Send to

Choose Destination
See comment in PubMed Commons below
J Biol Chem. 2004 Sep 17;279(38):39532-40. Epub 2004 Jun 17.

Reconstruction and functional characterization of the human mitochondrial metabolic network based on proteomic and biochemical data.

Author information

  • 1Department of Bioengineering, University of California, San Diego, California 92093, USA.


Diverse datasets including genomic, proteomic, isotopomer, and DNA sequence variation are becoming available for human mitochondria. Thus there is a need to integrate these data within an in silico modeling framework where mitochondrial biology and related disorders can be studied and analyzed. This paper reports a reconstruction and characterization of the human mitochondrial metabolic network based on proteomic and biochemical data. The 189 reactions included in this reconstruction are both elementally and charge-balanced and are assigned to their respective cellular compartments (mitochondrial, cytosol, or extracellular). The capabilities of the reconstructed network to fulfill three metabolic functions (ATP production, heme synthesis, and mixed phospholipid synthesis) were determined. Network-based analysis of the mitochondrial energy conversion process showed that the overall ATP yield per glucose is 31.5. Network flexibility, characterized by allowable variation in reaction fluxes, was evaluated using flux variability analysis and analysis of all of the possible optimal flux distributions. Results showed that the network has high flexibility for the biosynthesis of heme and phospholipids but modest flexibility for maximal ATP production. A subset of all of the optimal network flux distributions, computed with respect to the three metabolic functions individually, was found to be highly correlated, suggesting that this set may contain physiological meaningful fluxes. Examinations of optimal flux distributions also identified correlated reaction sets that form functional modules in the network.

[PubMed - indexed for MEDLINE]
Free full text
PubMed Commons home

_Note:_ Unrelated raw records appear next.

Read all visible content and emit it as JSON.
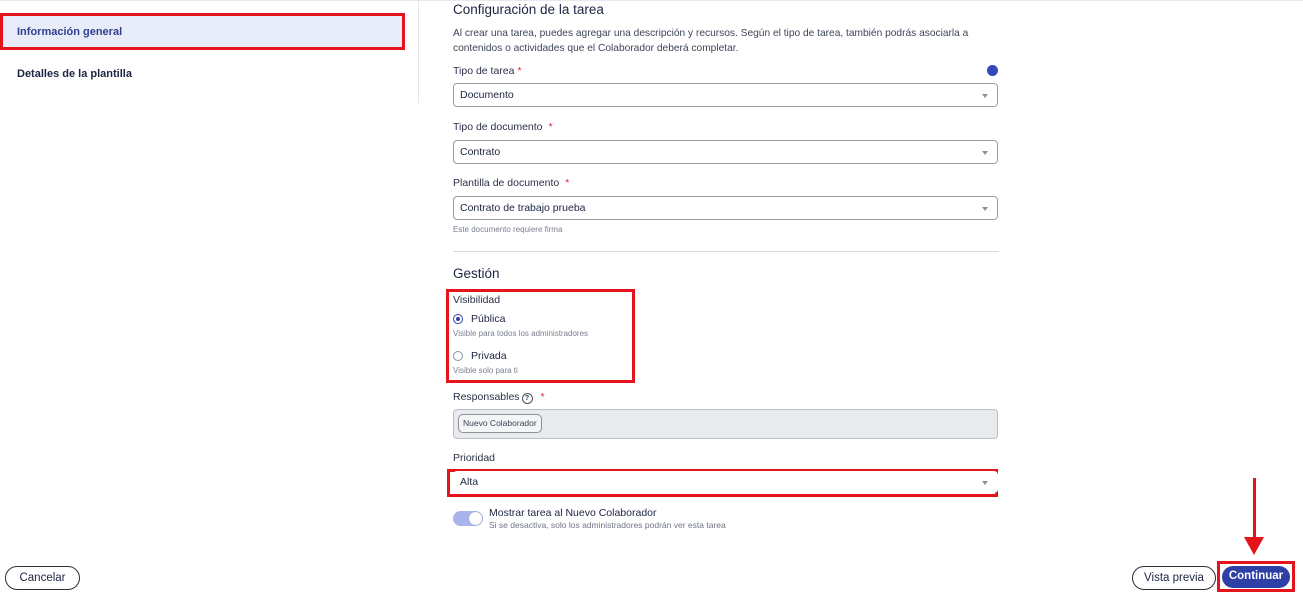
{
  "sidebar": {
    "items": [
      {
        "label": "Información general",
        "active": true
      },
      {
        "label": "Detalles de la plantilla",
        "active": false
      }
    ]
  },
  "config": {
    "title": "Configuración de la tarea",
    "description": "Al crear una tarea, puedes agregar una descripción y recursos. Según el tipo de tarea, también podrás asociarla a contenidos o actividades que el Colaborador deberá completar.",
    "task_type": {
      "label": "Tipo de tarea",
      "value": "Documento"
    },
    "document_type": {
      "label": "Tipo de documento",
      "value": "Contrato"
    },
    "document_template": {
      "label": "Plantilla de documento",
      "value": "Contrato de trabajo prueba",
      "helper": "Este documento requiere firma"
    }
  },
  "management": {
    "title": "Gestión",
    "visibility": {
      "label": "Visibilidad",
      "options": [
        {
          "label": "Pública",
          "helper": "Visible para todos los administradores",
          "selected": true
        },
        {
          "label": "Privada",
          "helper": "Visible solo para ti",
          "selected": false
        }
      ]
    },
    "responsibles": {
      "label": "Responsables",
      "help_glyph": "?",
      "chip": "Nuevo Colaborador"
    },
    "priority": {
      "label": "Prioridad",
      "value": "Alta"
    },
    "show_task": {
      "label": "Mostrar tarea al Nuevo Colaborador",
      "helper": "Si se desactiva, solo los administradores podrán ver esta tarea",
      "enabled": true
    }
  },
  "required_mark": "*",
  "footer": {
    "cancel": "Cancelar",
    "preview": "Vista previa",
    "continue": "Continuar"
  },
  "colors": {
    "primary": "#2e3fa6",
    "annotation": "#e3141b",
    "sidebar_active_bg": "#e8ecf8",
    "toggle_on": "#a9b5ea"
  },
  "icons": {
    "select_caret": "chevron-down-icon",
    "help": "question-circle-icon",
    "annotation_arrow": "arrow-down-icon"
  }
}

PubMed Commons

How to join PubMed Commons

    Supplemental Content

    Full text links

    Icon for HighWire
    Loading ...
    Support Center